Joint Delegation Report Details Harms of Biden’s New Asylum Ban

May 18, 2023

Contact: Paige Censale

San Diego, California – Today, following last week’s visit of civil rights, human rights, and immigrants rights organizations to Matamoros and Reynosa, Mexico and the Texas Rio Grande Valley,  the delegation jointly released “LIVES AT RISK: Barriers and Harms As Biden Asylum Ban Takes Effect.” The report details the abysmal conditions, grave harms, and barriers to protection suffered by people who are now waiting to seek asylum as the Biden administration begins implementation of its new asylum ban.  

The delegation, led by the Haitian Bridge Alliance, included leaders and experts from the ACLU, Amnesty International, Amnesty International USA, Human Rights First, NILC, National Immigrant Justice Center, Tahirih Justice Center, UndocuBlack Network, and the #WelcomeWithDignity campaign for asylum rights. Together, the delegation members bore witness to the shocking humanitarian crisis caused by U.S. immigration policies, policies causing unique harms to Black, Brown, and Indigenous people seeking safety.  

“At the border, the impact of United States’ politics can be seen clearly,” said Guerline Jozef, Executive Director of the Haitian Bridge Alliance. “At the doorstep to the United States, people fleeing violence and persecution are facing danger and harm as they wait for appointments in a jerry-rigged system and for the U.S. government to meet its obligations to people seeking asylum under federal law and international treaties. The new Biden administration asylum ban will inflict terrible suffering on already extremely vulnerable people, including pregnant women and children. Black and indigenous people will continue to suffer and even be killed as they endure dangerous and inhumane conditions while they wait to seek asylum in the United States of America.

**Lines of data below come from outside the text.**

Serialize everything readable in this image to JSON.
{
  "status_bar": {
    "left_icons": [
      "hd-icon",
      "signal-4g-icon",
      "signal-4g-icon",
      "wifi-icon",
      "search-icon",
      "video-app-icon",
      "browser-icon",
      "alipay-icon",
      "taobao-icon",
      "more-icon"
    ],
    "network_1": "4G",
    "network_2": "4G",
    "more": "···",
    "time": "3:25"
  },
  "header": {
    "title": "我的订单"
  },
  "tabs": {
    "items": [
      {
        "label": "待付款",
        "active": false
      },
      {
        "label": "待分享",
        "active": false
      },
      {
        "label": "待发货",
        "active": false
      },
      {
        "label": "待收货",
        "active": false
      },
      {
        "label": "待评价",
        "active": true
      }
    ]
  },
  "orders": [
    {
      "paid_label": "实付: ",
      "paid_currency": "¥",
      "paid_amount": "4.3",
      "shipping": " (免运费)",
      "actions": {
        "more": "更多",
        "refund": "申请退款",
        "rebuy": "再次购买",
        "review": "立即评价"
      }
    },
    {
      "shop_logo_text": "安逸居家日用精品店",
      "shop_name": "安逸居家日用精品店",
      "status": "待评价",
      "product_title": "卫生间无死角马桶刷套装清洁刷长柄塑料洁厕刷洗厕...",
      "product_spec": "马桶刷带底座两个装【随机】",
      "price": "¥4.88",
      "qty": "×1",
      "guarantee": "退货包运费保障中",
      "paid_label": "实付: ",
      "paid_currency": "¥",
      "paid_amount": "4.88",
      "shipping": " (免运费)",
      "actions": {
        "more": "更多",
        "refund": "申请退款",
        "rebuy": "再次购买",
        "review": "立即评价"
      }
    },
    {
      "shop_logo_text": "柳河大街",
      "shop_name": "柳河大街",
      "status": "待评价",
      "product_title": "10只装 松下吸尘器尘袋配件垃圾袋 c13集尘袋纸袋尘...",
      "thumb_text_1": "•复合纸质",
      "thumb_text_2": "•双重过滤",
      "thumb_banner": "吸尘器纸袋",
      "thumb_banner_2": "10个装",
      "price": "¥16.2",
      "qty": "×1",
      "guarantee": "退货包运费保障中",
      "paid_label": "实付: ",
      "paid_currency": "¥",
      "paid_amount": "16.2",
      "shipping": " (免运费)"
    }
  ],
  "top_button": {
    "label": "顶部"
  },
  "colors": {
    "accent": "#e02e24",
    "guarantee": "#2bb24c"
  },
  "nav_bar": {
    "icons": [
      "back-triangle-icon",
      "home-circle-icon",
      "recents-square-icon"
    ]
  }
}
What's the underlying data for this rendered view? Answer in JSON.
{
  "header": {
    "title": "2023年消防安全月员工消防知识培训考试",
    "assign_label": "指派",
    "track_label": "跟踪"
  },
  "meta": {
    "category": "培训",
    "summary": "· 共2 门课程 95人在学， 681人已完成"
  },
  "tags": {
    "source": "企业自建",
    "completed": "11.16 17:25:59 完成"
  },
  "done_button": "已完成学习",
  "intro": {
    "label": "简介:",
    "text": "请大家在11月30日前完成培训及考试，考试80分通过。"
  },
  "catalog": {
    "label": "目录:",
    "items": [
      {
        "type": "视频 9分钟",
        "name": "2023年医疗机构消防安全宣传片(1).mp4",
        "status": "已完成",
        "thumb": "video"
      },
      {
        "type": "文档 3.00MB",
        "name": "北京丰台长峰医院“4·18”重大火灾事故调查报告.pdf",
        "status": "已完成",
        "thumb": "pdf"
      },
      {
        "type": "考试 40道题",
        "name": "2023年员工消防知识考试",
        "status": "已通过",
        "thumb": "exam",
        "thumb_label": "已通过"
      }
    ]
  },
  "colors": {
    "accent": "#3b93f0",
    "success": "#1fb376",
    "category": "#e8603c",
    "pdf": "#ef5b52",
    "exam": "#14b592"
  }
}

We call on the Biden administration to use this as an opportunity to change the tides and move away from these barbaric and cruel policies.”  

In Matamoros and Reynosa, Mexico the delegation heard accounts of individuals unable to obtain limited CBP One appointments navigating lack of phone and internet access, others trying to seek asylum at ports of entry without a CBP One appointment turned away or prevented, the precarious and inhumane living conditions in encampments at the border, and the life-threatening dangers and anti-Black racism that people seeking asylum endure while waiting in Mexico. 
Key findings of the delegation’s report include: 
People seeking asylum continue to be turned away from ports of entry; People seeking asylum are struggling to secure limited CBP One appointments; Haitian and Black people seeking asylum are targets of anti-Black discrimination and violence;  Families continue to be separated;  The Biden administration’s new asylum ban, like Title 42 and Remain in Mexico, is stranding many asylum-seeking people in dangerous places where they are targets of violence and kidnappings;  Refugees, asylum seekers, and migrants are living in squalid conditions without access to basic services;  There is a lack of accessible information about the asylum ban; and There is a tremendous lack of governmental and international support for asylum seekers at the U.S.-Mexico border.   

A humane border policy should focus on increased communication, coordination and support for humanitarian aid, shelter and reception at the border and in destination communities, with a focus on local organizations. 
The delegation reiterates its call for the Biden administration to uphold the legal right to seek asylum and due process, rescind its new asylum ban, maximize access to asylum at ports of entry, and welcome people with dignity and respect. Many of our organizations have provided detailed recommendations to the Biden administration.